Some sellers got discouraged during the depths of the downturn and took their homes off the market. Now, Gus Grizzard, an agent with ERA in Leesburg, Fla., is giving them a call to see if they are ready to give it another shot.
But he’s only making that argument to certain owners. “We have a critically low inventory of properties $150,000 and under,” Grizzard says.
Indeed, while many experts are pronouncing that it’s a good time to buy, they don’t make a similarly sweeping recommendation on the optimum time to sell.
That’s reflected in consumer attitudes. The consumer sentiment gauging whether it’s a good time to buy has rebounded, according to an index calculated by Thomson Reuters/University of Michigan. But the index on home selling conditions is still stuck in the doldrums.
Grizzard says that a homeowner should consider selling if there were a relatively low number of similar homes currently for sale in his/her specific market. Another good sign is if the last few comparable sales showed price stability or a gradual uptick.

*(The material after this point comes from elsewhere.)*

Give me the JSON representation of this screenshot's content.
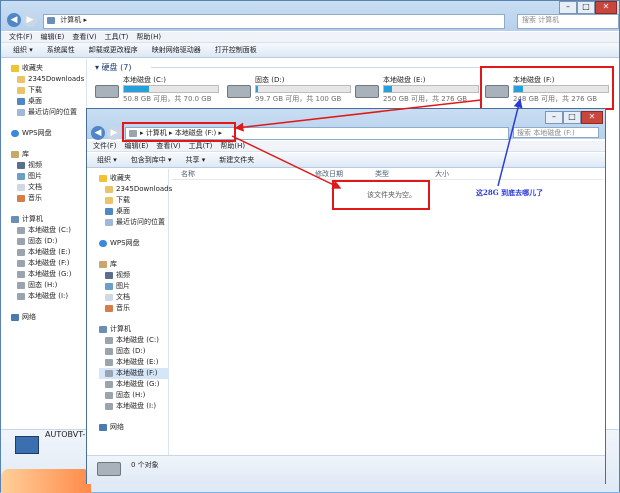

All those conditions fit the lower end of the market in his central Florida area, he adds.
“Some sellers are waiting until the spring,” says Michele Silverman Bedell, principal of Silversons Realty, Scarsdale, N.Y. While that’s the traditional peak season, “Selling a home in any season is usually a function of price and the amount of competition in the market and the number of buyers.”
Ask an agent for “concrete” data on inventory and price trends, suggests Susan Camiliere of RE/MAX Central, Roselle, Ill. “Then don’t listen to what you want to hear, listen to what is real.”

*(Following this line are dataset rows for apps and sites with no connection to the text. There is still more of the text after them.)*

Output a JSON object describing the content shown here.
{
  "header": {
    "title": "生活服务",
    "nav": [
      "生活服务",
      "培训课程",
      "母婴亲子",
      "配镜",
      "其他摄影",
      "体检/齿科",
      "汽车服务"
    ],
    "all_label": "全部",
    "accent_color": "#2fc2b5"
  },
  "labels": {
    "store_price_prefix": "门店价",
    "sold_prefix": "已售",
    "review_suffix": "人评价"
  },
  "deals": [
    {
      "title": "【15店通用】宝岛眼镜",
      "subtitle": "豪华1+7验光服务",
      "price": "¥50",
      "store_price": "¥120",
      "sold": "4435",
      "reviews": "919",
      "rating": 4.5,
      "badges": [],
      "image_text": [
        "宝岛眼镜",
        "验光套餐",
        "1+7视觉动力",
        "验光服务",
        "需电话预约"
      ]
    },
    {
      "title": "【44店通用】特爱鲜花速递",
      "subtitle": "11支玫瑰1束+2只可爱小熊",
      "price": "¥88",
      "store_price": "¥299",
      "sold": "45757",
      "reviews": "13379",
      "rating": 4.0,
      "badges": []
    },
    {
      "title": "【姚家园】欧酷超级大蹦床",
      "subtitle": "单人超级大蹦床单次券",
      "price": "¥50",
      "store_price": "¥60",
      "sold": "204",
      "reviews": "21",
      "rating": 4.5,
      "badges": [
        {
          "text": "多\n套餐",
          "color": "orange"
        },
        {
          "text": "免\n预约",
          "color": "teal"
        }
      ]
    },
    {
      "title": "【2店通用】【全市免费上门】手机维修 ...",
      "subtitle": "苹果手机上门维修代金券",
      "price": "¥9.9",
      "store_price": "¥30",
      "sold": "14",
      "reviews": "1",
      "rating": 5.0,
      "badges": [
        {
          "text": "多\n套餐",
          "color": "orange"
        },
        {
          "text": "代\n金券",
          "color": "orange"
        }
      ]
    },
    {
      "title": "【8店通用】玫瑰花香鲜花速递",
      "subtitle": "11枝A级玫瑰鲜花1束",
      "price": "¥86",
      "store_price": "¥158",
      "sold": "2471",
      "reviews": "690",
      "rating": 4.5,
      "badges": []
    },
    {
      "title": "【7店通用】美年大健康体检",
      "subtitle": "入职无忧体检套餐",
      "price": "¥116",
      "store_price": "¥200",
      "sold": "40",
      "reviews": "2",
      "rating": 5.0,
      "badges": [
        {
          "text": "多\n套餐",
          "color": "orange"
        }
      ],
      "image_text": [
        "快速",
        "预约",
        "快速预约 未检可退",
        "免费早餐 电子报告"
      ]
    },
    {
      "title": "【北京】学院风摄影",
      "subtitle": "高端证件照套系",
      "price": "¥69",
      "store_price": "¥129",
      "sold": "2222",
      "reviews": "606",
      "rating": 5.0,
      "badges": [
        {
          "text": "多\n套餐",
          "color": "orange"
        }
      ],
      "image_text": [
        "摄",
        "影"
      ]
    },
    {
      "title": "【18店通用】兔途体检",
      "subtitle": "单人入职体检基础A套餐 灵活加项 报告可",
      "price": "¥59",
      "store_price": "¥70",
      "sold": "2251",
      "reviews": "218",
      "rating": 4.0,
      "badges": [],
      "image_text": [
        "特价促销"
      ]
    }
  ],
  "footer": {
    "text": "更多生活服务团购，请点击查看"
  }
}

Here, how successful selling hinges on realty realism:
“In recent years, as prices fell in many markets… many were faced with the prospect of selling for less than they paid,” says Justin Sydnor, assistant professor in the Wisconsin School of Business at the University of Wisconsin, Madison.
“We know from research in behavioral economics that those types of perceived losses are very painful – we call this ‘loss aversion,’” he says.

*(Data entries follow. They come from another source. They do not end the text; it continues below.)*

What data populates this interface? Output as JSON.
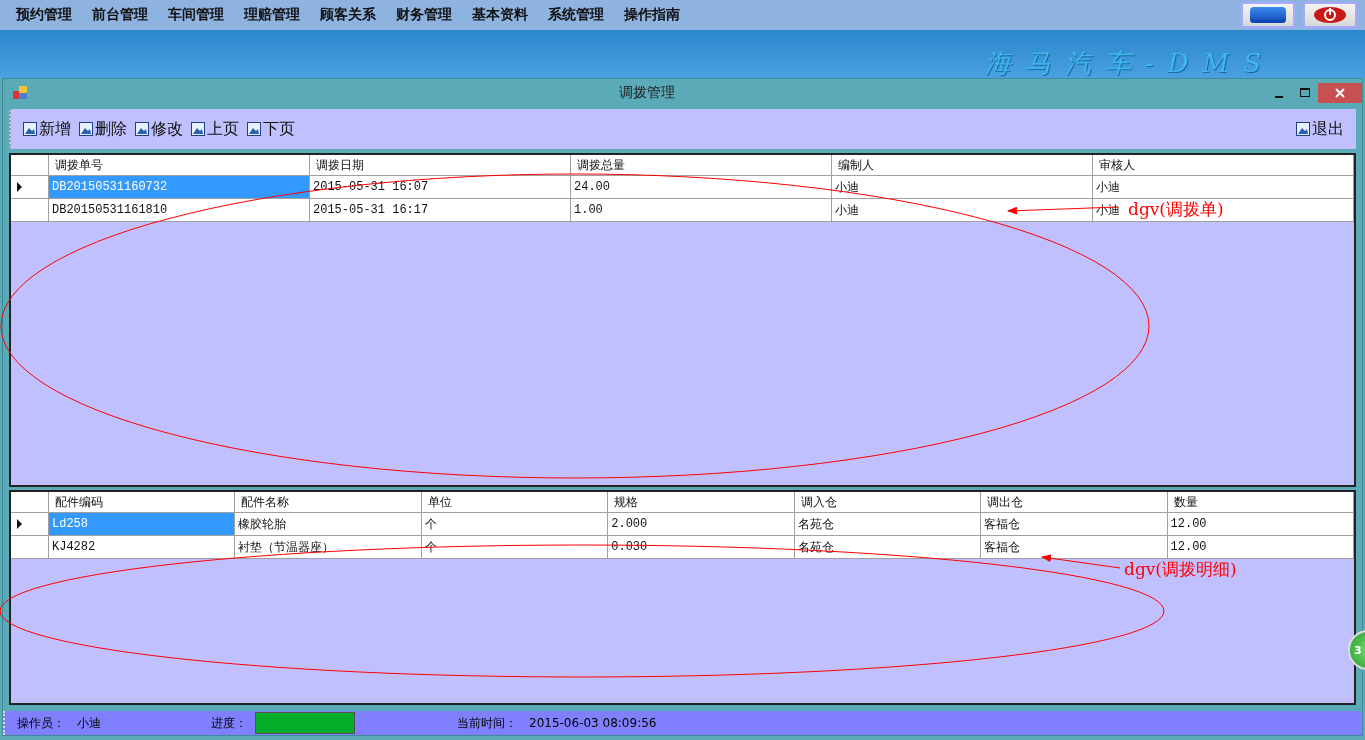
{
  "menu": [
    "预约管理",
    "前台管理",
    "车间管理",
    "理赔管理",
    "顾客关系",
    "财务管理",
    "基本资料",
    "系统管理",
    "操作指南"
  ],
  "banner_title": "海马汽车-DMS",
  "window": {
    "title": "调拨管理"
  },
  "toolbar": {
    "left": [
      "新增",
      "删除",
      "修改",
      "上页",
      "下页"
    ],
    "right": [
      "退出"
    ]
  },
  "transfer_grid": {
    "columns": [
      "调拨单号",
      "调拨日期",
      "调拨总量",
      "编制人",
      "审核人"
    ],
    "rows": [
      {
        "selected": true,
        "cells": [
          "DB20150531160732",
          "2015-05-31 16:07",
          "24.00",
          "小迪",
          "小迪"
        ]
      },
      {
        "selected": false,
        "cells": [
          "DB20150531161810",
          "2015-05-31 16:17",
          "1.00",
          "小迪",
          "小迪"
        ]
      }
    ]
  },
  "detail_grid": {
    "columns": [
      "配件编码",
      "配件名称",
      "单位",
      "规格",
      "调入仓",
      "调出仓",
      "数量"
    ],
    "rows": [
      {
        "selected": true,
        "cells": [
          "Ld258",
          "橡胶轮胎",
          "个",
          "2.000",
          "名苑仓",
          "客福仓",
          "12.00"
        ]
      },
      {
        "selected": false,
        "cells": [
          "KJ4282",
          "衬垫（节温器座）",
          "个",
          "0.030",
          "名苑仓",
          "客福仓",
          "12.00"
        ]
      }
    ]
  },
  "status_bar": {
    "operator_label": "操作员：",
    "operator": "小迪",
    "progress_label": "进度：",
    "progress": {
      "level": 1
    },
    "time_label": "当前时间：",
    "time": "2015-06-03 08:09:56"
  },
  "floating_badge": "3",
  "annotations": [
    {
      "text": "dgv(调拨单)"
    },
    {
      "text": "dgv(调拨明细)"
    }
  ]
}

Now, owners are able to accept lower values because time has allowed them to “adjust their expectations,” Sydnor explains.
The loss aversion may also have been exaggerated, Sydnor adds, because sellers tend to focus on a single reference point – like the price they paid.
With time, he adds, more homeowners think of their home’s value in context with other parts of their financial lives.
That’s just what Mike Litzner, of Century 21 American Homes, East Meadow, N.Y., says he’s observing. “People are realizing they’re making up the loss on their new home, since they’re getting that for less [than boom year prices] too.”
Sellers are also weighing the costs of not moving, Camiliere says. Downsizing, for example, might eliminate paying expensive mortgage and maintenance bills, she explains. Then, there’s the cost of lost opportunities. “Maybe you’d like to move to be closer to your grandchildren, and they’re growing up.”
It’s not just price that second-time-around sellers are changing their attitudes about, Camiliere says.
She takes note of the comments that prospective buyers make and informs the sellers. Now, sellers are more amenable to making changes based on those reactions.
It may not be easy to take down wallpaper you love or repaint a room, but sellers who want to be successful this time are determined, she says.